A cross-site scripting vulnerability may be used by attackers to bypass access controls such as the same-origin policy.

There are several escaping schemes that can be used depending on where the untrusted string needs to be placed within an HTML document including HTML entity encoding, Java Script escaping, CSS escaping, and URL (or percent) encoding.

Most web applications that do not need to accept rich data can use escaping to largely eliminate the risk of XSS attacks in a fairly straightforward manner.

A reflected attack is typically delivered via email or a neutral web site.

The bait is an innocent-looking URL, pointing to a trusted site but containing the XSS vector.

XSS effects vary in range from petty nuisance to significant security risk, depending on the sensitivity of the data handled by the vulnerable site and the nature of any security mitigation implemented by the site's owner.

Security on the web depends on a variety of mechanisms, including an underlying concept of trust known as the same-origin policy.

A classic example of this is with online message boards where users are allowed to post HTML formatted messages for other users to read.

For example, suppose there is a dating website where members scan the profiles of other members to see if they look interesting.

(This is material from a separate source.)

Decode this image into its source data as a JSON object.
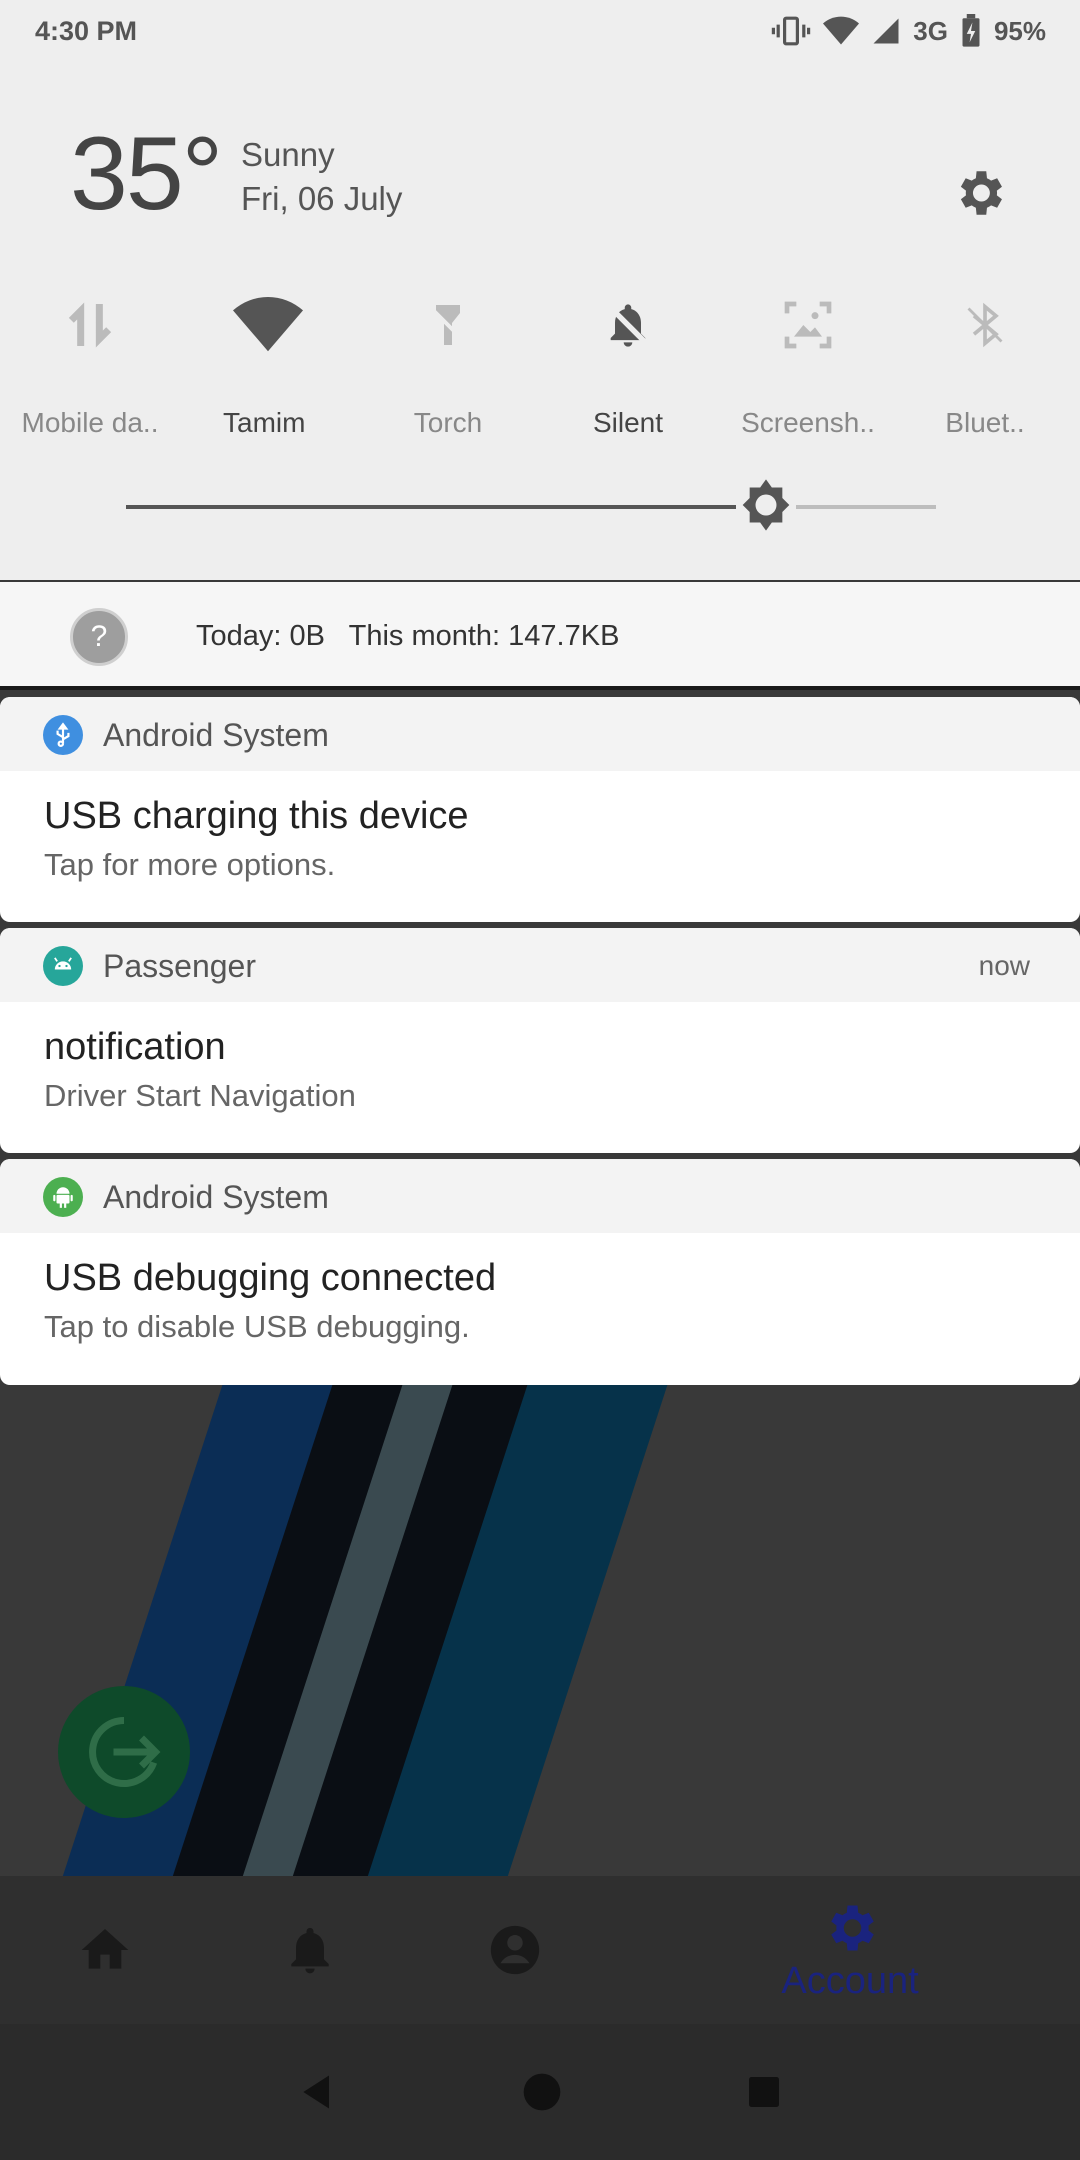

This essentially states that if content from one site (such as https://mybank.example1.com) is granted permission to access resources (like cookies etc) on a browser, then any content from that site will share these permissions, while content from another site (https://othersite.example2.com) will have to be granted permissions separately.